• **WHAT YOU SHOULD DO**
Look through the entries below and report every line that has "always".
■ ■ ■ ■ ■
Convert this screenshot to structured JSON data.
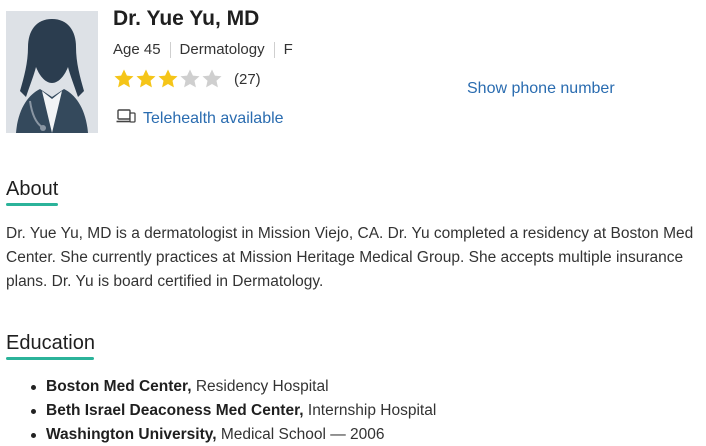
{
  "doctor": {
    "name": "Dr. Yue Yu, MD",
    "age": "Age 45",
    "specialty": "Dermatology",
    "gender": "F",
    "rating": 3,
    "rating_max": 5,
    "review_count": "(27)",
    "telehealth": "Telehealth available",
    "phone_link": "Show phone number"
  },
  "about": {
    "title": "About",
    "text": "Dr. Yue Yu, MD is a dermatologist in Mission Viejo, CA. Dr. Yu completed a residency at Boston Med Center. She currently practices at Mission Heritage Medical Group. She accepts multiple insurance plans. Dr. Yu is board certified in Dermatology."
  },
  "education": {
    "title": "Education",
    "items": [
      {
        "school": "Boston Med Center,",
        "detail": " Residency Hospital"
      },
      {
        "school": "Beth Israel Deaconess Med Center,",
        "detail": " Internship Hospital"
      },
      {
        "school": "Washington University,",
        "detail": " Medical School — 2006"
      }
    ]
  },
  "colors": {
    "accent_underline": "#2bb39a",
    "link": "#2a6cb0",
    "star_filled": "#f5c518",
    "star_empty": "#cfcfcf"
  },
  "icons": {
    "photo": "doctor-silhouette-icon",
    "telehealth": "laptop-phone-icon",
    "star": "star-icon"
  }
}
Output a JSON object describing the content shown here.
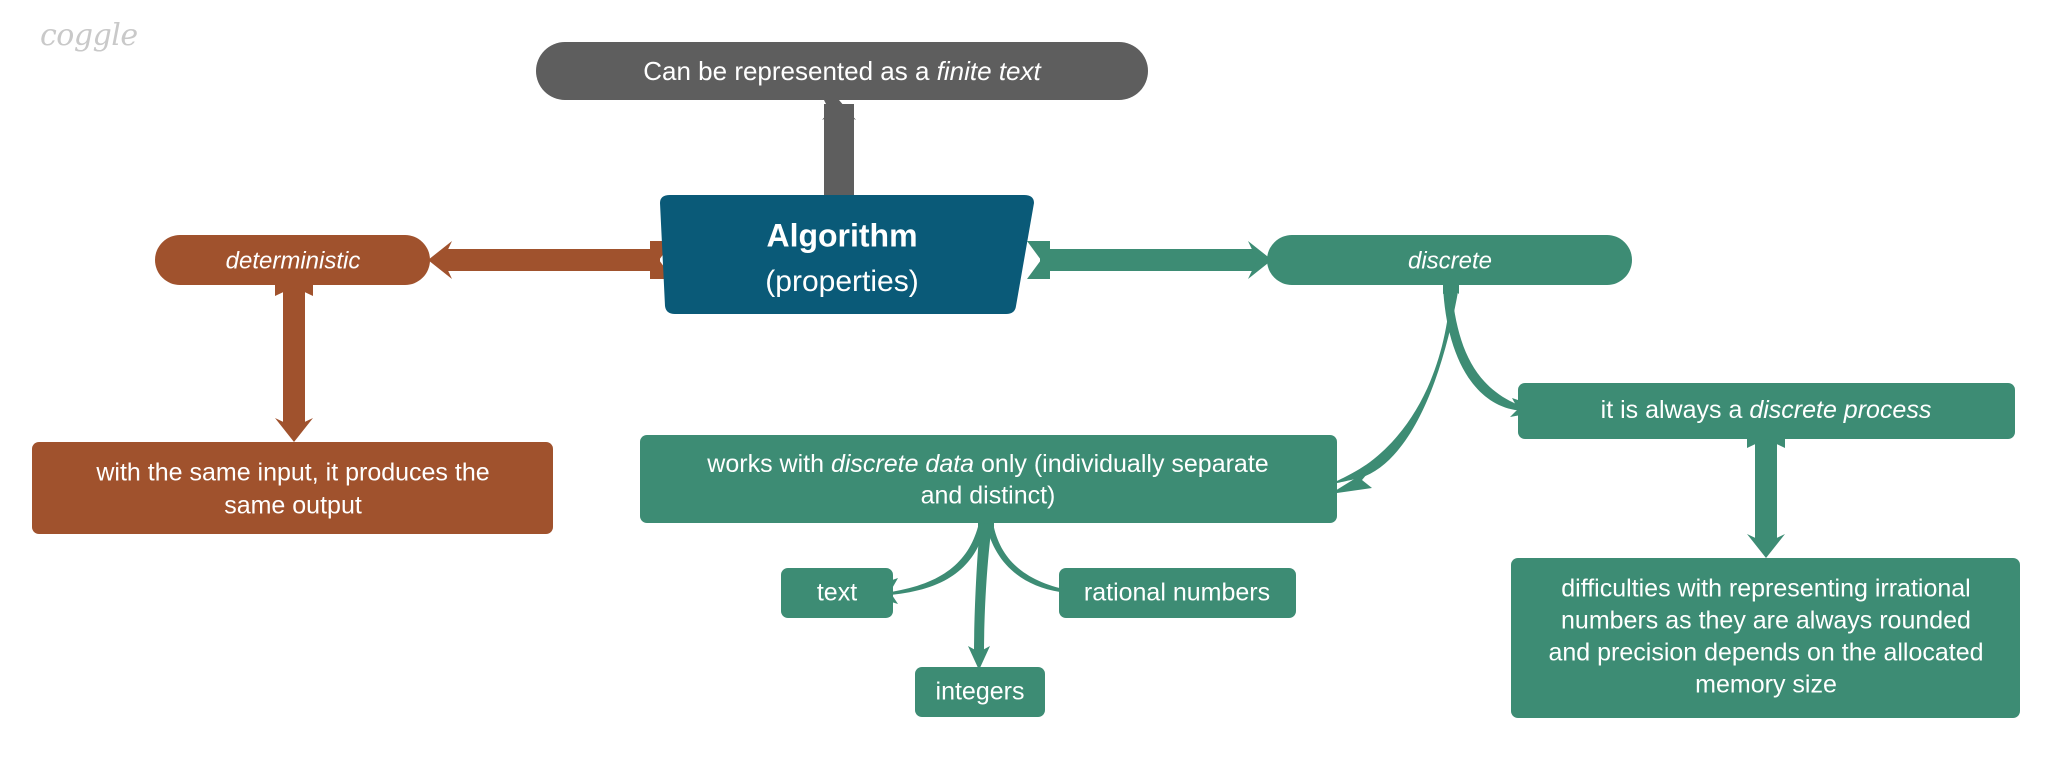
{
  "brand": {
    "logo_text": "coggle"
  },
  "colors": {
    "background": "#ffffff",
    "root": "#0a5a78",
    "gray": "#5e5e5e",
    "brown": "#a0522d",
    "green": "#3d8c74",
    "text": "#ffffff",
    "logo": "#c9c9c9"
  },
  "chart_data": {
    "type": "diagram",
    "title": "Algorithm (properties)",
    "layout": "mind-map",
    "nodes": [
      {
        "id": "root",
        "label_line1": "Algorithm",
        "label_line2": "(properties)",
        "shape": "trapezoid",
        "color": "#0a5a78"
      },
      {
        "id": "finite_text",
        "label": "Can be represented as a finite text",
        "shape": "pill",
        "color": "#5e5e5e",
        "emphasis": "finite text"
      },
      {
        "id": "deterministic",
        "label": "deterministic",
        "shape": "pill",
        "color": "#a0522d",
        "emphasis": "deterministic"
      },
      {
        "id": "discrete",
        "label": "discrete",
        "shape": "pill",
        "color": "#3d8c74",
        "emphasis": "discrete"
      },
      {
        "id": "same_output",
        "label": "with the same input, it produces the same output",
        "shape": "rounded-rect",
        "color": "#a0522d"
      },
      {
        "id": "discrete_data",
        "label": "works with discrete data only (individually separate and distinct)",
        "shape": "rounded-rect",
        "color": "#3d8c74",
        "emphasis": "discrete data"
      },
      {
        "id": "discrete_process",
        "label": "it is always a discrete process",
        "shape": "rounded-rect",
        "color": "#3d8c74",
        "emphasis": "discrete process"
      },
      {
        "id": "irrational",
        "label": "difficulties with representing irrational numbers as they are always rounded and precision depends on the allocated memory size",
        "shape": "rounded-rect",
        "color": "#3d8c74"
      },
      {
        "id": "text",
        "label": "text",
        "shape": "rounded-rect",
        "color": "#3d8c74"
      },
      {
        "id": "integers",
        "label": "integers",
        "shape": "rounded-rect",
        "color": "#3d8c74"
      },
      {
        "id": "rational_numbers",
        "label": "rational numbers",
        "shape": "rounded-rect",
        "color": "#3d8c74"
      }
    ],
    "edges": [
      {
        "from": "root",
        "to": "finite_text",
        "color": "#5e5e5e",
        "style": "straight-arrow"
      },
      {
        "from": "root",
        "to": "deterministic",
        "color": "#a0522d",
        "style": "straight-arrow"
      },
      {
        "from": "root",
        "to": "discrete",
        "color": "#3d8c74",
        "style": "straight-arrow"
      },
      {
        "from": "deterministic",
        "to": "same_output",
        "color": "#a0522d",
        "style": "straight-arrow"
      },
      {
        "from": "discrete",
        "to": "discrete_data",
        "color": "#3d8c74",
        "style": "curve"
      },
      {
        "from": "discrete",
        "to": "discrete_process",
        "color": "#3d8c74",
        "style": "curve"
      },
      {
        "from": "discrete_process",
        "to": "irrational",
        "color": "#3d8c74",
        "style": "straight-arrow"
      },
      {
        "from": "discrete_data",
        "to": "text",
        "color": "#3d8c74",
        "style": "curve"
      },
      {
        "from": "discrete_data",
        "to": "integers",
        "color": "#3d8c74",
        "style": "curve"
      },
      {
        "from": "discrete_data",
        "to": "rational_numbers",
        "color": "#3d8c74",
        "style": "curve"
      }
    ]
  },
  "nodes": {
    "root": {
      "line1": "Algorithm",
      "line2": "(properties)"
    },
    "finite_text": {
      "part1": "Can be represented as a ",
      "part2": "finite text"
    },
    "deterministic": {
      "label": "deterministic"
    },
    "discrete": {
      "label": "discrete"
    },
    "same_output": {
      "line1": "with the same input, it produces the",
      "line2": "same output"
    },
    "discrete_data": {
      "l1a": "works with ",
      "l1b": "discrete data",
      "l1c": " only (individually separate",
      "line2": "and distinct)"
    },
    "discrete_process": {
      "part1": "it is always a ",
      "part2": "discrete process"
    },
    "irrational": {
      "line1": "difficulties with representing irrational",
      "line2": "numbers as they are always rounded",
      "line3": "and precision depends on the allocated",
      "line4": "memory size"
    },
    "text": {
      "label": "text"
    },
    "integers": {
      "label": "integers"
    },
    "rational_numbers": {
      "label": "rational numbers"
    }
  }
}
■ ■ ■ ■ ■
• **EXPECTED OUTPUT**
        "label": "it is always a discrete process",
        "label": "difficulties with representing irrational numbers as they are always rounded and precision depends on the allocated memory size",
      "part1": "it is always a ",
      "line2": "numbers as they are always rounded",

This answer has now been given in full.